Battery Woes

As I sit here and type with sounds of not one but two backhoes drilling into the hill of the Battery, I wonder how the hell it could really come to this. We taxpayers spent serious money to hire professionals to develop guidelines to curtail inappropriate development that would erode people’s existing views, privacy and property values. Never mind that it’s their home, their life. Our home is far more than a house. It is our life. We are not rich.  We enjoy the richness of a neighbourhood, of neighbours that have been in the same place for over 70 years. Who have become like family for our children who were born here.
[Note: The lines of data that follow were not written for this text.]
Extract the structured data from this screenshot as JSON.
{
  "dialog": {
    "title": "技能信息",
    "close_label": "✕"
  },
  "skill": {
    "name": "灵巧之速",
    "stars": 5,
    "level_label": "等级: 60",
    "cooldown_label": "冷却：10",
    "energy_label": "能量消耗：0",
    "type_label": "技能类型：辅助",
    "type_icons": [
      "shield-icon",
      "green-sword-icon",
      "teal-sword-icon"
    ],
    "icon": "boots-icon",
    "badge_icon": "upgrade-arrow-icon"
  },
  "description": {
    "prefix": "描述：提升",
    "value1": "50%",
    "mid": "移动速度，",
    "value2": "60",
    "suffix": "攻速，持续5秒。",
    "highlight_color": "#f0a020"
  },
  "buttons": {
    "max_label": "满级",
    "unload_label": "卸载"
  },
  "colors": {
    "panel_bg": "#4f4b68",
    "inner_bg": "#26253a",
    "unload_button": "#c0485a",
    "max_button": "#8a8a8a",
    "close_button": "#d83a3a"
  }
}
City Hall couldn’t give two farts for that. But there is some very odd cherry picking going on as to who can build and who can’t. Whose view is deemed to be valuable, whose is disposable. Mayor Wells regards the Battery Development Guidelines as just, well, guidelines b’y. Don’t get yer knickers in a knot, they ain’t regulations. Sorry, but I beg to differ. They have been enforced and as such a practice has been established. On other occasions, a few, in fact, people’s requests to go higher or extend further have been nixed because they were interfering with more than 5% of the view plane and impacting the acquired right of others. It cost one homeowner on Murphy’s Lane several thousands of dollars to redo his house plans–and get this: his neighbour, whose view was to be affected, gave his okay. Another homeowner on Middle Battery Road was refused an extra storey on his bungalow because his neighbour said that the light in his basement workshop would be affected. A third homeowner on the same street wanted to increase her  roofline but was denied, again because of the view plane of a neighbour. But on this occasion, where the views and privacy of four property owners will be severely impacted, there has been no opportunity for any input.  Something doesn’t add up. Why has this been rushed through so that the digging started even before the final rubber stamp approval of Council was given?

— Alison Dyer, St. John’s